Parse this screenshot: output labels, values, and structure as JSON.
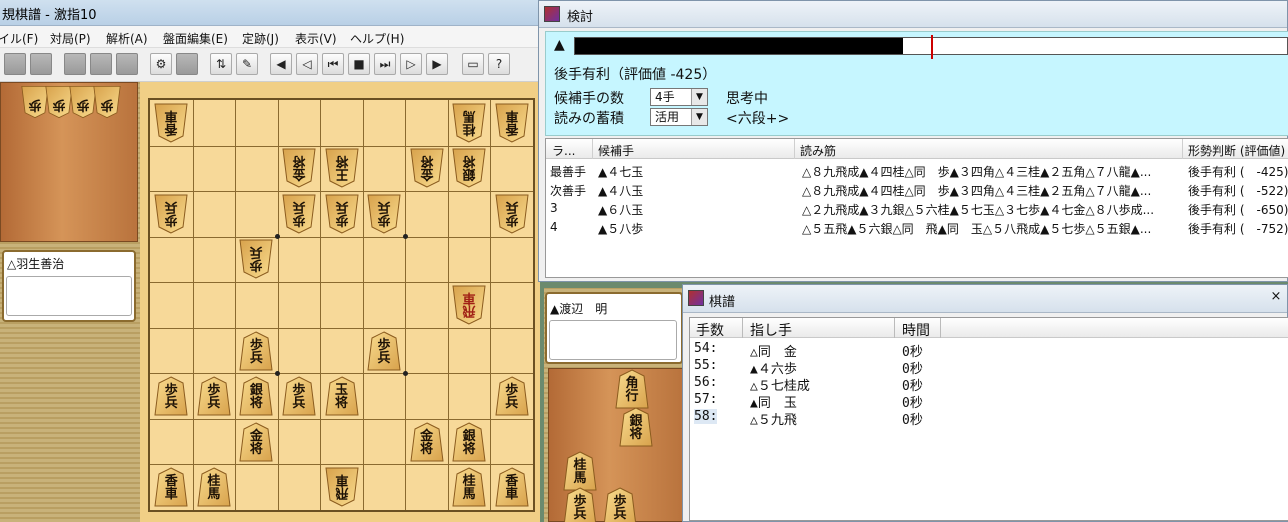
{
  "app": {
    "title": "規棋譜 - 激指10",
    "menu": [
      "イル(F)",
      "対局(P)",
      "解析(A)",
      "盤面編集(E)",
      "定跡(J)",
      "表示(V)",
      "ヘルプ(H)"
    ]
  },
  "players": {
    "gote": {
      "name": "△羽生善治"
    },
    "sente": {
      "name": "▲渡辺　明"
    }
  },
  "hands": {
    "gote": [
      [
        "歩",
        ""
      ],
      [
        "歩",
        ""
      ],
      [
        "歩",
        ""
      ],
      [
        "歩",
        ""
      ]
    ],
    "sente": [
      [
        "角",
        "行"
      ],
      [
        "銀",
        "将"
      ],
      [
        "桂",
        "馬"
      ],
      [
        "歩",
        "兵"
      ],
      [
        "歩",
        "兵"
      ]
    ]
  },
  "board": {
    "pieces": [
      {
        "f": 9,
        "r": 1,
        "t": "香",
        "b": "車",
        "side": "gote"
      },
      {
        "f": 2,
        "r": 1,
        "t": "桂",
        "b": "馬",
        "side": "gote"
      },
      {
        "f": 1,
        "r": 1,
        "t": "香",
        "b": "車",
        "side": "gote"
      },
      {
        "f": 6,
        "r": 2,
        "t": "金",
        "b": "将",
        "side": "gote"
      },
      {
        "f": 5,
        "r": 2,
        "t": "王",
        "b": "将",
        "side": "gote"
      },
      {
        "f": 3,
        "r": 2,
        "t": "金",
        "b": "将",
        "side": "gote"
      },
      {
        "f": 2,
        "r": 2,
        "t": "銀",
        "b": "将",
        "side": "gote"
      },
      {
        "f": 9,
        "r": 3,
        "t": "歩",
        "b": "兵",
        "side": "gote"
      },
      {
        "f": 6,
        "r": 3,
        "t": "歩",
        "b": "兵",
        "side": "gote"
      },
      {
        "f": 5,
        "r": 3,
        "t": "歩",
        "b": "兵",
        "side": "gote"
      },
      {
        "f": 4,
        "r": 3,
        "t": "歩",
        "b": "兵",
        "side": "gote"
      },
      {
        "f": 1,
        "r": 3,
        "t": "歩",
        "b": "兵",
        "side": "gote"
      },
      {
        "f": 7,
        "r": 4,
        "t": "歩",
        "b": "兵",
        "side": "gote"
      },
      {
        "f": 2,
        "r": 5,
        "t": "飛",
        "b": "車",
        "side": "gote",
        "promoted": true
      },
      {
        "f": 7,
        "r": 6,
        "t": "歩",
        "b": "兵",
        "side": "sente"
      },
      {
        "f": 4,
        "r": 6,
        "t": "歩",
        "b": "兵",
        "side": "sente"
      },
      {
        "f": 9,
        "r": 7,
        "t": "歩",
        "b": "兵",
        "side": "sente"
      },
      {
        "f": 8,
        "r": 7,
        "t": "歩",
        "b": "兵",
        "side": "sente"
      },
      {
        "f": 7,
        "r": 7,
        "t": "銀",
        "b": "将",
        "side": "sente"
      },
      {
        "f": 6,
        "r": 7,
        "t": "歩",
        "b": "兵",
        "side": "sente"
      },
      {
        "f": 5,
        "r": 7,
        "t": "玉",
        "b": "将",
        "side": "sente"
      },
      {
        "f": 1,
        "r": 7,
        "t": "歩",
        "b": "兵",
        "side": "sente"
      },
      {
        "f": 7,
        "r": 8,
        "t": "金",
        "b": "将",
        "side": "sente"
      },
      {
        "f": 3,
        "r": 8,
        "t": "金",
        "b": "将",
        "side": "sente"
      },
      {
        "f": 2,
        "r": 8,
        "t": "銀",
        "b": "将",
        "side": "sente"
      },
      {
        "f": 9,
        "r": 9,
        "t": "香",
        "b": "車",
        "side": "sente"
      },
      {
        "f": 8,
        "r": 9,
        "t": "桂",
        "b": "馬",
        "side": "sente"
      },
      {
        "f": 5,
        "r": 9,
        "t": "飛",
        "b": "車",
        "side": "gote"
      },
      {
        "f": 2,
        "r": 9,
        "t": "桂",
        "b": "馬",
        "side": "sente"
      },
      {
        "f": 1,
        "r": 9,
        "t": "香",
        "b": "車",
        "side": "sente"
      }
    ]
  },
  "analysis": {
    "title": "検討",
    "eval_mark": "▲",
    "eval_fill": 0.46,
    "eval_marker": 0.5,
    "eval_text": "後手有利（評価値 -425）",
    "candidates_label": "候補手の数",
    "candidates_value": "4手",
    "status_text": "思考中",
    "accumulate_label": "読みの蓄積",
    "accumulate_value": "活用",
    "level_text": "<六段+>",
    "columns": [
      "ラ...",
      "候補手",
      "読み筋",
      "形勢判断 (評価値)"
    ],
    "rows": [
      {
        "rank": "最善手",
        "move": "▲４七玉",
        "line": "△８九飛成▲４四桂△同　歩▲３四角△４三桂▲２五角△７八龍▲...",
        "judge": "後手有利 (　-425)"
      },
      {
        "rank": "次善手",
        "move": "▲４八玉",
        "line": "△８九飛成▲４四桂△同　歩▲３四角△４三桂▲２五角△７八龍▲...",
        "judge": "後手有利 (　-522)"
      },
      {
        "rank": "3",
        "move": "▲６八玉",
        "line": "△２九飛成▲３九銀△５六桂▲５七玉△３七歩▲４七金△８八歩成...",
        "judge": "後手有利 (　-650)"
      },
      {
        "rank": "4",
        "move": "▲５八歩",
        "line": "△５五飛▲５六銀△同　飛▲同　玉△５八飛成▲５七歩△５五銀▲...",
        "judge": "後手有利 (　-752)"
      }
    ]
  },
  "kifu": {
    "title": "棋譜",
    "close": "×",
    "columns": [
      "手数",
      "指し手",
      "時間"
    ],
    "moves": [
      {
        "n": "54:",
        "move": "△同　金",
        "time": "0秒"
      },
      {
        "n": "55:",
        "move": "▲４六歩",
        "time": "0秒"
      },
      {
        "n": "56:",
        "move": "△５七桂成",
        "time": "0秒"
      },
      {
        "n": "57:",
        "move": "▲同　玉",
        "time": "0秒"
      },
      {
        "n": "58:",
        "move": "△５九飛",
        "time": "0秒"
      }
    ]
  },
  "colors": {
    "board": "#f7d999",
    "info_bg": "#c6f6ff",
    "hand_wood": "#c98548"
  }
}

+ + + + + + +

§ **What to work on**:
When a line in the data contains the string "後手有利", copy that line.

§ **Solved problem**:
    "eval_text": "後手有利（評価値 -425）",
        "judge": "後手有利 (　-425)"
        "judge": "後手有利 (　-522)"
        "judge": "後手有利 (　-650)"
        "judge": "後手有利 (　-752)"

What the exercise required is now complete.